**EXERCISE**.
Report only the number of lines below in which the string "Assemble" appears.

..............................

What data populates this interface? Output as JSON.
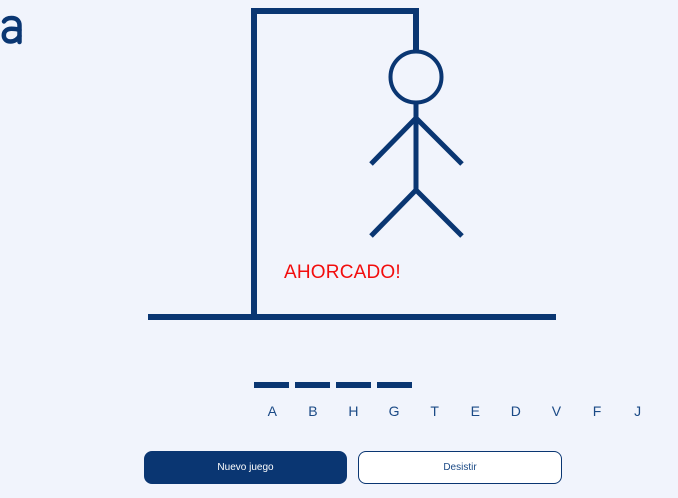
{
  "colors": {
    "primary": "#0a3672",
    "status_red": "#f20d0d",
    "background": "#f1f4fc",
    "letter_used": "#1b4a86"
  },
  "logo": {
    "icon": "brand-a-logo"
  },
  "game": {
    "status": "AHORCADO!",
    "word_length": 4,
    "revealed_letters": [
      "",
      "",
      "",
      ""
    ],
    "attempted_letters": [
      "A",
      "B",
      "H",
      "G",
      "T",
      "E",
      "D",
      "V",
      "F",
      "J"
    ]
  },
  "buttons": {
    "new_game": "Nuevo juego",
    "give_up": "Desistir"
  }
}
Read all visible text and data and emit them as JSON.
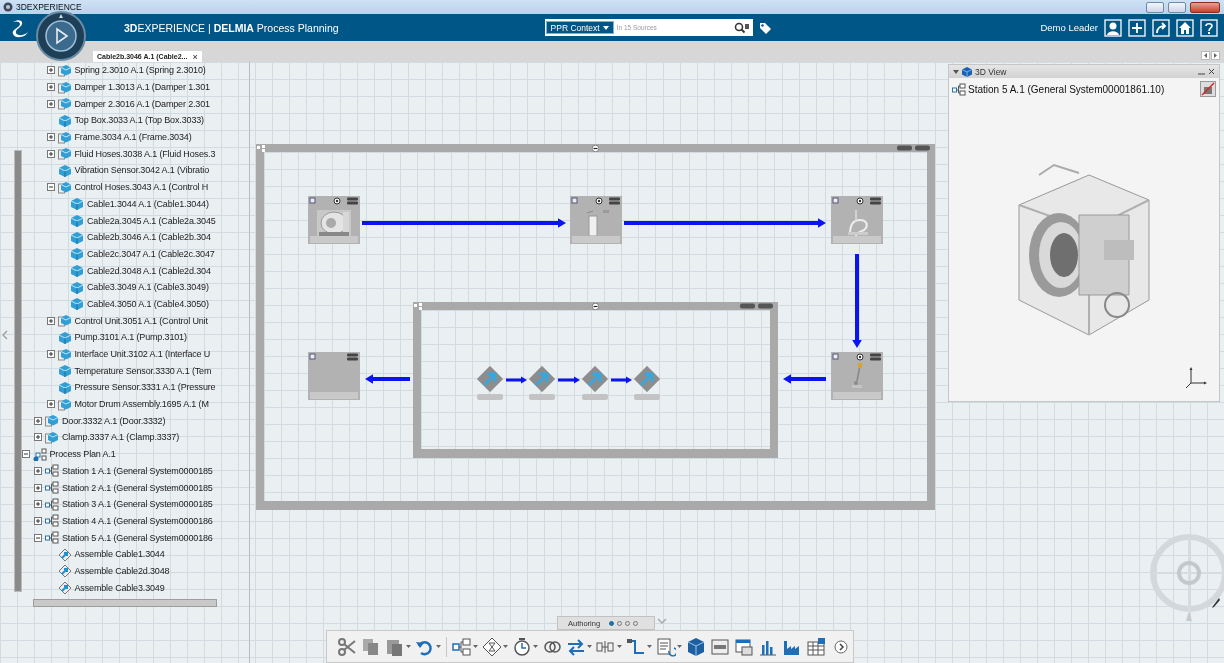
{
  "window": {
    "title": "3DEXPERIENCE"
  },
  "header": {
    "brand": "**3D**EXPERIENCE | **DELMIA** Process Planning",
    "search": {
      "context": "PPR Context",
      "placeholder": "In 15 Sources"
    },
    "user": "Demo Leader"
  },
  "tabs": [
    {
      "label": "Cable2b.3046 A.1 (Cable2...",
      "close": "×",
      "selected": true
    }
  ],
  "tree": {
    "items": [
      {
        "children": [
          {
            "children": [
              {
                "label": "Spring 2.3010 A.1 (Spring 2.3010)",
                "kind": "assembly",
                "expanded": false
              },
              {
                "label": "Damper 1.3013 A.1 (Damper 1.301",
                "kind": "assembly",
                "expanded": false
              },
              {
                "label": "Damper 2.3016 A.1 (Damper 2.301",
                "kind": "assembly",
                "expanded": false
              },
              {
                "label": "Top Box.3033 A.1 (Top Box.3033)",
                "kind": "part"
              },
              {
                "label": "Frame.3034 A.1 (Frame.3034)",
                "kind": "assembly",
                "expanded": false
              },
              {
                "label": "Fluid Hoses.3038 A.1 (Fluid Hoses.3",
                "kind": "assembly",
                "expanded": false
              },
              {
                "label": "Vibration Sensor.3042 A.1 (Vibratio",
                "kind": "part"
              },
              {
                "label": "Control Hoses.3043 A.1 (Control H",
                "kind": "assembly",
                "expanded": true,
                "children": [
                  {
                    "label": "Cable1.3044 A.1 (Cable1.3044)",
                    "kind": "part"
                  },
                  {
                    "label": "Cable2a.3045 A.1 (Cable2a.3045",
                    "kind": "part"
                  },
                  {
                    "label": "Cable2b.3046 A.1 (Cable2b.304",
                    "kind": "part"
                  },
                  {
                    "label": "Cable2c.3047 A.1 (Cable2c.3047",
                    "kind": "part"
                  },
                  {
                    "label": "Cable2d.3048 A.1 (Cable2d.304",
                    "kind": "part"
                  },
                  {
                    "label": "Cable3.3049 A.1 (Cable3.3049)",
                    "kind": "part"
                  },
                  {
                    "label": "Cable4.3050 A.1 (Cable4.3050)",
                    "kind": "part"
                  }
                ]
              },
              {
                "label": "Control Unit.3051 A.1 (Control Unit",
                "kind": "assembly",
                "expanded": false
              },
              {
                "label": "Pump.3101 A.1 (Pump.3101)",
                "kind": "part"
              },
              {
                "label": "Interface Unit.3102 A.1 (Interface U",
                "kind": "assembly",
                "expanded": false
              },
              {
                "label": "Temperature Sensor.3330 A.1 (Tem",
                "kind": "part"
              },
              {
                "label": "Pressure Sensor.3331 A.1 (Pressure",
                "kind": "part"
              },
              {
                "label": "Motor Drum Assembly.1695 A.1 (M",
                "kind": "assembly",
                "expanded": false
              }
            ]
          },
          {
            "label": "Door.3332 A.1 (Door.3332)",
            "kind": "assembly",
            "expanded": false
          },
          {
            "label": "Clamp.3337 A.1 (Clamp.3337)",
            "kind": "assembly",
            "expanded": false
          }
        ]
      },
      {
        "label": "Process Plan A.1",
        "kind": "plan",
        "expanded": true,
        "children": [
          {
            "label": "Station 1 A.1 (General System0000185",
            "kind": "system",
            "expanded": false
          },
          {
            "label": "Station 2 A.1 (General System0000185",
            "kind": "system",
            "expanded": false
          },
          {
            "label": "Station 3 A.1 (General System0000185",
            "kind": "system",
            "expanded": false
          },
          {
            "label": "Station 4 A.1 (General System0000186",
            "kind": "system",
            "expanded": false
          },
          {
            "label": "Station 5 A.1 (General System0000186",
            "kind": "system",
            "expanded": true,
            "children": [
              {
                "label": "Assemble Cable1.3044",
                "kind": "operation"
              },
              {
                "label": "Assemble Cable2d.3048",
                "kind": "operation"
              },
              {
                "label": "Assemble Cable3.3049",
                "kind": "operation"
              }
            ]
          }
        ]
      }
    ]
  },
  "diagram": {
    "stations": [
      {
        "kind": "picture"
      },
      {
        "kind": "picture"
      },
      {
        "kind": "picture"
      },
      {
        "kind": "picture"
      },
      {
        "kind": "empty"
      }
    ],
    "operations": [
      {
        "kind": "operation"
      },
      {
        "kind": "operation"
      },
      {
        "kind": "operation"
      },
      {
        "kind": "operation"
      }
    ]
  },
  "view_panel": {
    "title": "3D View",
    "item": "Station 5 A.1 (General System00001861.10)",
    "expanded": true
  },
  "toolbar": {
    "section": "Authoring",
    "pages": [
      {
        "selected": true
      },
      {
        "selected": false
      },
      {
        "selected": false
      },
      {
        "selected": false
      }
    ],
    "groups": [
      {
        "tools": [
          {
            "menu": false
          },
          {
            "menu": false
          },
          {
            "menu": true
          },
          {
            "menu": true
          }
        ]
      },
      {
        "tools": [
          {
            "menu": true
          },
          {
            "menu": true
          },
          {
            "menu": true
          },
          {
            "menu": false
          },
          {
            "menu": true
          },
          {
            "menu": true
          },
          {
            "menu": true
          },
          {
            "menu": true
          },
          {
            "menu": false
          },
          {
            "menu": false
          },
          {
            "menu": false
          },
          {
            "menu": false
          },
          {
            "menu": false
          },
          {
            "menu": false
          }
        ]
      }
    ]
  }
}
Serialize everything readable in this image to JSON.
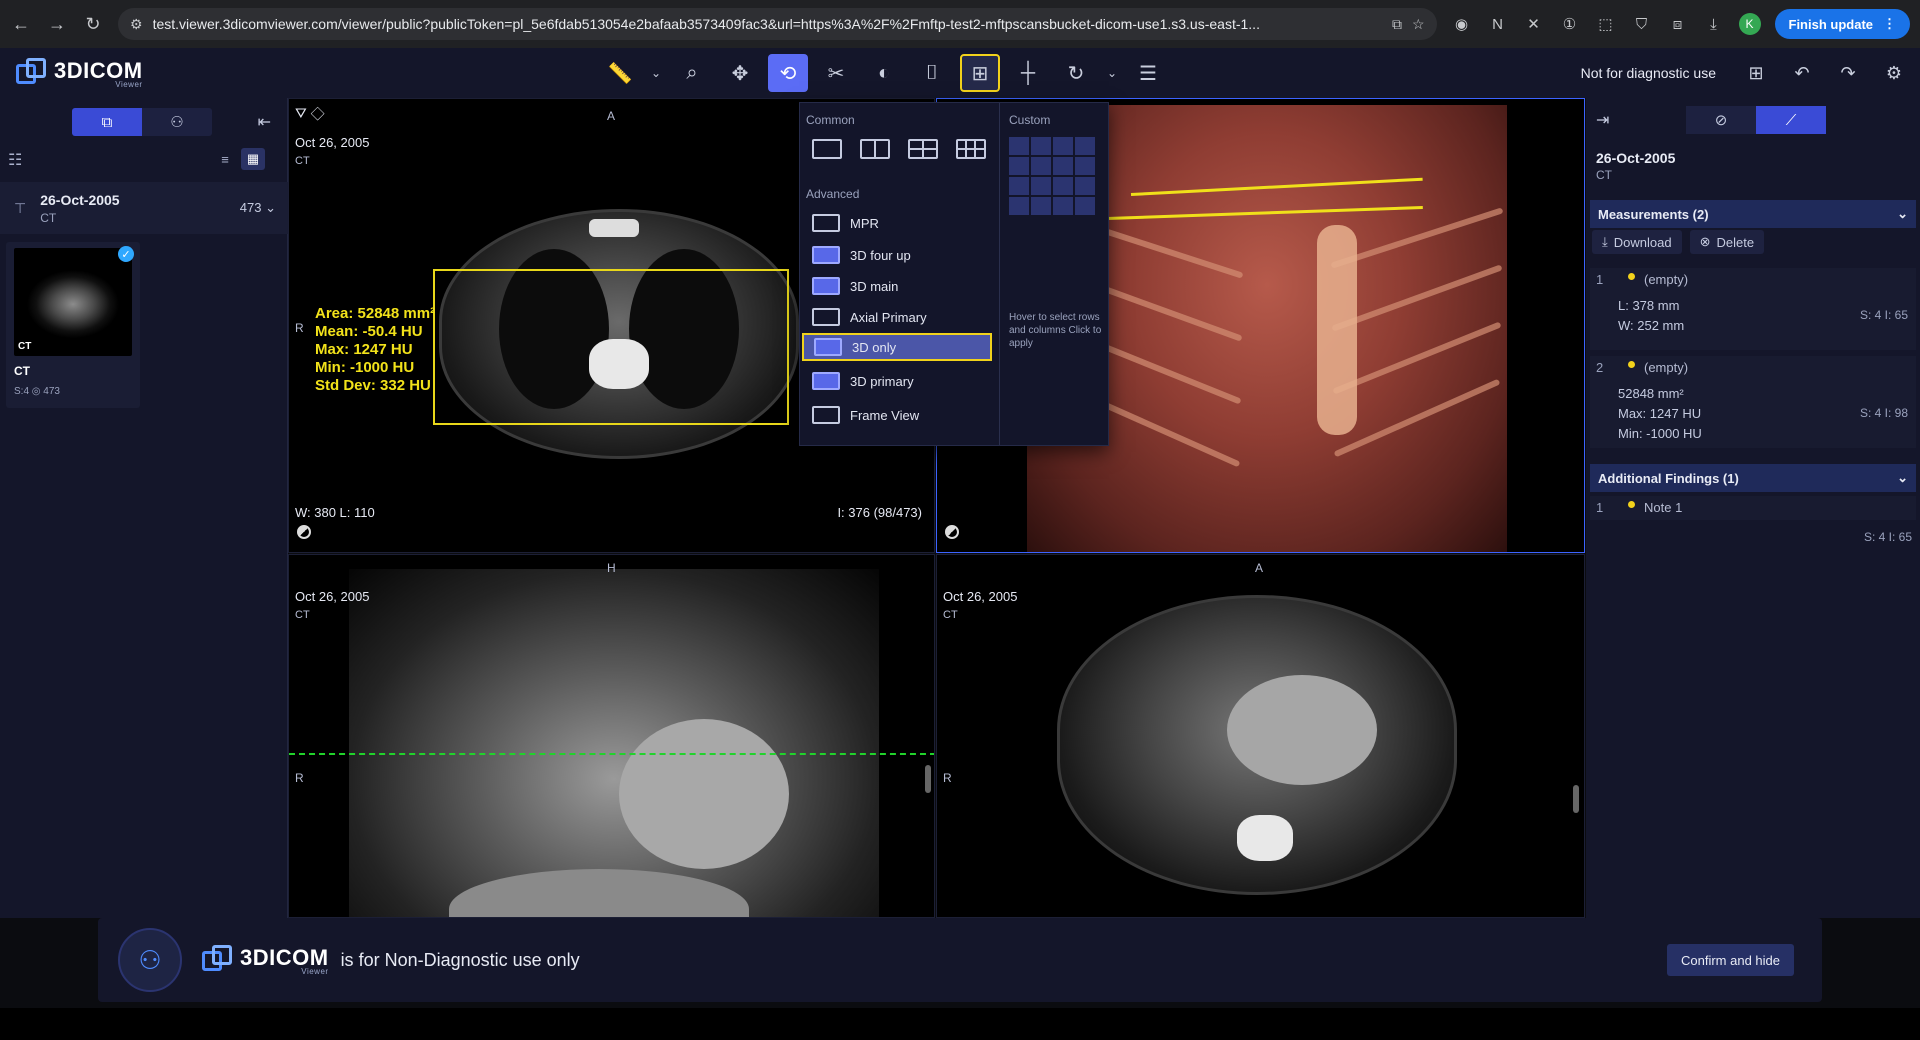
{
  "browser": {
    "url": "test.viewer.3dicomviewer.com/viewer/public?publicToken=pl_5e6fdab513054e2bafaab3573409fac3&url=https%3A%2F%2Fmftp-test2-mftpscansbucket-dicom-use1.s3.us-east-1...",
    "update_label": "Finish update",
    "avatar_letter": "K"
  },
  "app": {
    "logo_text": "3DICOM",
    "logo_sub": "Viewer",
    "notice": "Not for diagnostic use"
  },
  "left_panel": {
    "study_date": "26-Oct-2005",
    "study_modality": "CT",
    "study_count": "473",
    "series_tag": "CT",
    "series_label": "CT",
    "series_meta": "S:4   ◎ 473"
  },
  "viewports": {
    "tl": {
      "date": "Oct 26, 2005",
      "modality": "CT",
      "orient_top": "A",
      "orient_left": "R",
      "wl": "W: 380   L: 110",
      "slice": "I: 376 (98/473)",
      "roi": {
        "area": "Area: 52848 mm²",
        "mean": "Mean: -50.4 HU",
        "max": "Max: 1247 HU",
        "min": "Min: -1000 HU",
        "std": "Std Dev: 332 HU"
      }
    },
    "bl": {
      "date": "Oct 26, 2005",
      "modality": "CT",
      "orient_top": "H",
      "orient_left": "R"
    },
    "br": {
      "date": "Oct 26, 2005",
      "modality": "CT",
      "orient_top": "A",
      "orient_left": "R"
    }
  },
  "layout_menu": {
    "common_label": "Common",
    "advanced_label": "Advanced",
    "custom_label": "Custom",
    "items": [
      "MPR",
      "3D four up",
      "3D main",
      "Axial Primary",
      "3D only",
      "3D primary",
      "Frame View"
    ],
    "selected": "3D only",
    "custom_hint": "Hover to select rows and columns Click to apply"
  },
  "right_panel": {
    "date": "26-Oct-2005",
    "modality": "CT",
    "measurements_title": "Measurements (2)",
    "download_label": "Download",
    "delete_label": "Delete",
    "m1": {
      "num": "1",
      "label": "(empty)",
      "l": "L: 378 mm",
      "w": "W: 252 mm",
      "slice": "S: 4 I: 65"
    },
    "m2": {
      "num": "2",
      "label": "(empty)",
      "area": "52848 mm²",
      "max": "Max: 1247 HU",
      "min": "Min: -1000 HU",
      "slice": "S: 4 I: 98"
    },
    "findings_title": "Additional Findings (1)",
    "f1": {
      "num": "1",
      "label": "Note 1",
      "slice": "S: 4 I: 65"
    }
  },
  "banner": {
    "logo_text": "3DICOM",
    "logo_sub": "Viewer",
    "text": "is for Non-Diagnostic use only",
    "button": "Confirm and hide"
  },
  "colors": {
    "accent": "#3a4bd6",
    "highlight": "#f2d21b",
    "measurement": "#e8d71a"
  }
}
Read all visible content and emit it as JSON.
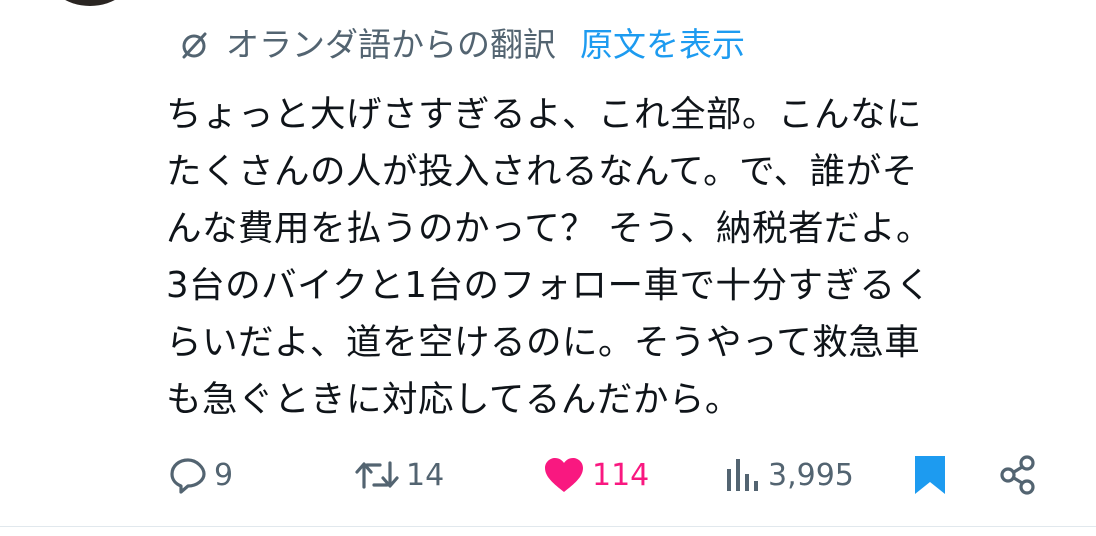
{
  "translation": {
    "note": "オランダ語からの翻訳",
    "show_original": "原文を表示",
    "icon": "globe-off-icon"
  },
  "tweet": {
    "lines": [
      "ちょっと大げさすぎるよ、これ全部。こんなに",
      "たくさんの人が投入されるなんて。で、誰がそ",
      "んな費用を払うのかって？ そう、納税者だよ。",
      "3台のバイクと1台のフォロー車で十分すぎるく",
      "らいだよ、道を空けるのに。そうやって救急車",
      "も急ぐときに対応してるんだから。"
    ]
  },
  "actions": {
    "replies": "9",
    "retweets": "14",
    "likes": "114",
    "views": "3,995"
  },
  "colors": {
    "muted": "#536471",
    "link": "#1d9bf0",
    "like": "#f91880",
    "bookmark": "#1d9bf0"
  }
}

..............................

**SOLUTION FOR THIS PROBLEM**.
3